Even if you think you're doing a good job, asking your boss for feedback is not only helpful, but it shows that you are striving to improve within your role and for the company at large. There's always room to grow and learn, and letting your boss know you crave this information makes you a humble, yet go-getter employee.
As per The Muse, "The best thing to do is schedule a meeting with your new boss, and ask for direct feedback. Asking your boss to identify your areas for improvement forces him or her to take an inventory of your work as whole—including everything you're getting right. Moreover, if there's something specific you're doing wrong, you'll know. And, the sooner you do, the sooner you can make a change."
This feedback will help you not only do your job satisfactorily, but better than ever, with tools and techniques you may not have thought of yourself, but are of importance and value to your boss. Al Coleman, Jr., author of Secrets to Success: The Definitive Career Development Guide for New and First Generation Professionals, as posted on Forbes notes, "If you don't do great work it'll be difficult, if not impossible, to win over your boss. Employees who do good work, consistently, efficiently, and professionally, are a joy to manage and ultimately allow their manager to focus on critical issues within the organization. The less your boss has to focus on your accomplishing your daily tasks, the more he or she can focus on accomplishing his or hers."
The feedback you receive will help you and your employer get to the next level.
It is easy to take an assignment and complete it from A to Z. But a boss wants more from an employee -to see that you can not only conquer a task at hand, but can be innovative and creative along the way. Bring new ideas to the table and interesting ways of tackling projects.
Initiative means you can feel confident to break the status quo as long as you can exhibit progress and success. As per Business Insider, "If a process or project is broken or dysfunctional, fix it! Or talk to someone who can. If you don't, who will?" Don't be too timid to make your voice heard. Your boss will remember it was you who took the step to make a change for the better and will rely on you for future collaborations.
Additionally, Forbes suggests, "Try to think of valuable projects or assignments that you can start and complete without much supervision or guidance from your boss," as per Coleman. Showing that you don't need to hold your boss's hand at every turn will make you someone to count on.
Get Personal (to a degree)
Bosses are people too. They have interests that extend outside the office walls. If you can see that your boss is receptive to it, during downtime or lunch hour, ask your boss about their weekend plans, how their fishing trip was, or how their children are doing.
Showing interest in their hobbies and talents other than what you know of them as "boss" is a way of getting closer to the true personality and mindset of your boss. Bosses need to vent or chit chat too, so by getting a little closer, he or she will come to you to exchange pleasantries or rehash last night's ball game.
This dynamic makes working together less stressful and well-rounded. As per Forbes, "She'll appreciate your efforts to share in something they find pleasurable, and you may get some invaluable one-on-one time to display your skills and competencies."
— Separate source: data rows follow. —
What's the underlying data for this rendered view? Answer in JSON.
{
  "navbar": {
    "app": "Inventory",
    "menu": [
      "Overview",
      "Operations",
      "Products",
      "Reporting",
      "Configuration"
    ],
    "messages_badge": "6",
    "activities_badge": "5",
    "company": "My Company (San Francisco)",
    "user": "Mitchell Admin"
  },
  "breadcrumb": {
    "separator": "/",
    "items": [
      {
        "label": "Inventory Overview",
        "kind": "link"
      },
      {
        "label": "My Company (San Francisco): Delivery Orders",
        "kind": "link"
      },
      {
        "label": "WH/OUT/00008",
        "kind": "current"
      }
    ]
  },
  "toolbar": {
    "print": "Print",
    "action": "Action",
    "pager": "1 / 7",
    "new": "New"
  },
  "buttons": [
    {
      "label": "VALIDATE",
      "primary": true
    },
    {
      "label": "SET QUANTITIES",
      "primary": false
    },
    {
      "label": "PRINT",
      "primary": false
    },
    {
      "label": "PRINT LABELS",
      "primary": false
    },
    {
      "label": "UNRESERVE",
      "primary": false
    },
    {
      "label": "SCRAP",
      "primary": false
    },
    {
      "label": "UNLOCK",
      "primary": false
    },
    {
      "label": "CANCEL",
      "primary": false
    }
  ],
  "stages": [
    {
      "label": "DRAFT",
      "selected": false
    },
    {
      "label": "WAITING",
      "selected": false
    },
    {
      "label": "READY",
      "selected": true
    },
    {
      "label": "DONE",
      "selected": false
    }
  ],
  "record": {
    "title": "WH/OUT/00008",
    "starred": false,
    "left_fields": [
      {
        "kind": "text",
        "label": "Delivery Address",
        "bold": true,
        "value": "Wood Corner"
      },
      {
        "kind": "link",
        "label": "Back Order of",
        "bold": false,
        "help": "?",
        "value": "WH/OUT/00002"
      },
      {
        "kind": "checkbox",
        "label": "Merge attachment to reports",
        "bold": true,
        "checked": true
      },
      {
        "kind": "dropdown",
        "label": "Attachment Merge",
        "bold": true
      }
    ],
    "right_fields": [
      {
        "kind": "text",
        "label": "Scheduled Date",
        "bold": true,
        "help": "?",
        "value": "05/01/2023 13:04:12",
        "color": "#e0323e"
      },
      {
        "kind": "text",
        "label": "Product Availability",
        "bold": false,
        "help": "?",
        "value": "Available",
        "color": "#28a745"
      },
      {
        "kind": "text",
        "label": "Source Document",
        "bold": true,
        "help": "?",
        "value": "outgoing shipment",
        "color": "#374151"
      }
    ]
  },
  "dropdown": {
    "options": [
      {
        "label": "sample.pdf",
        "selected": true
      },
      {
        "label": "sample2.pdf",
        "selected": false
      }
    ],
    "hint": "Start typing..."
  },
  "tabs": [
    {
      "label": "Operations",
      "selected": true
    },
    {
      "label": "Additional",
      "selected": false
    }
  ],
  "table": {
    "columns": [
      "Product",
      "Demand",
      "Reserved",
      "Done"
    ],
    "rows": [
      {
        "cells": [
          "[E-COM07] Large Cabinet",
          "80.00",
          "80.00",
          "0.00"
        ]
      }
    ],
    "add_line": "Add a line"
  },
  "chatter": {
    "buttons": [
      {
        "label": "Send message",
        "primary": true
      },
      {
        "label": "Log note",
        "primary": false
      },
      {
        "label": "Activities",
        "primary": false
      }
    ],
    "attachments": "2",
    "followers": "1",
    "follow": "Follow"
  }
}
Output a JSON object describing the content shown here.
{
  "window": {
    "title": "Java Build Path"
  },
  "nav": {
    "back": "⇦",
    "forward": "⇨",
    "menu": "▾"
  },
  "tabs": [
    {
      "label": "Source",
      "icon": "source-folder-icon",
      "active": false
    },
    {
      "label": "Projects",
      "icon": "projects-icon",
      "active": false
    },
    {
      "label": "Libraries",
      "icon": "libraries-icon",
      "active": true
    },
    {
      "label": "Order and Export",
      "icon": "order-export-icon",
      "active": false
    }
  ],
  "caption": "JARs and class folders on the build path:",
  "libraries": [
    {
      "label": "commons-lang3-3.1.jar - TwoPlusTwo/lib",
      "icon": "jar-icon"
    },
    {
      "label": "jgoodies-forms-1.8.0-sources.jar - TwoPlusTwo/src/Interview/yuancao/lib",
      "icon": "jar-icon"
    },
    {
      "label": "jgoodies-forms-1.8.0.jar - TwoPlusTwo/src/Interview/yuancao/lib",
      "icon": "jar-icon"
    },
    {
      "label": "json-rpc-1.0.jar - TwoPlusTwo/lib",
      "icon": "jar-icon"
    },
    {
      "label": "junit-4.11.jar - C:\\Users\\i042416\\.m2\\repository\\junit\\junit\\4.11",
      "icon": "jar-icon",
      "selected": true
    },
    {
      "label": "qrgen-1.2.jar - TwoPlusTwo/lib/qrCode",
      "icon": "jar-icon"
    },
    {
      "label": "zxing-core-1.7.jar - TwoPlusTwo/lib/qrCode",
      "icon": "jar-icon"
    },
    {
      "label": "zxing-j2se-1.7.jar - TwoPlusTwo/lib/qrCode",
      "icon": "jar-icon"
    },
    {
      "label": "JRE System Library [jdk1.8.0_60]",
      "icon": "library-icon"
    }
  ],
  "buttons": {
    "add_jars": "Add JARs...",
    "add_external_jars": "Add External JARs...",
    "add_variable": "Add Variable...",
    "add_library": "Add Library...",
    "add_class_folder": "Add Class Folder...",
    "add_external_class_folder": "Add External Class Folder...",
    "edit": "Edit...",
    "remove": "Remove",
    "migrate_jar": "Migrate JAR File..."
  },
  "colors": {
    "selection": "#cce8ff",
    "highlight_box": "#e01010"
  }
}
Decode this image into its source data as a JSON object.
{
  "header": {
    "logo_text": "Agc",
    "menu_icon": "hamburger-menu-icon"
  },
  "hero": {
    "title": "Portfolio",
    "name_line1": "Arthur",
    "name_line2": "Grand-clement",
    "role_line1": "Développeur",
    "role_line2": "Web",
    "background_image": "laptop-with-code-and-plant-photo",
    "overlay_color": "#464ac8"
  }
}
When your boss realizes you're interested in them in more ways than one, you become someone who's showing they're all in for the company, not just showing up for a paycheck.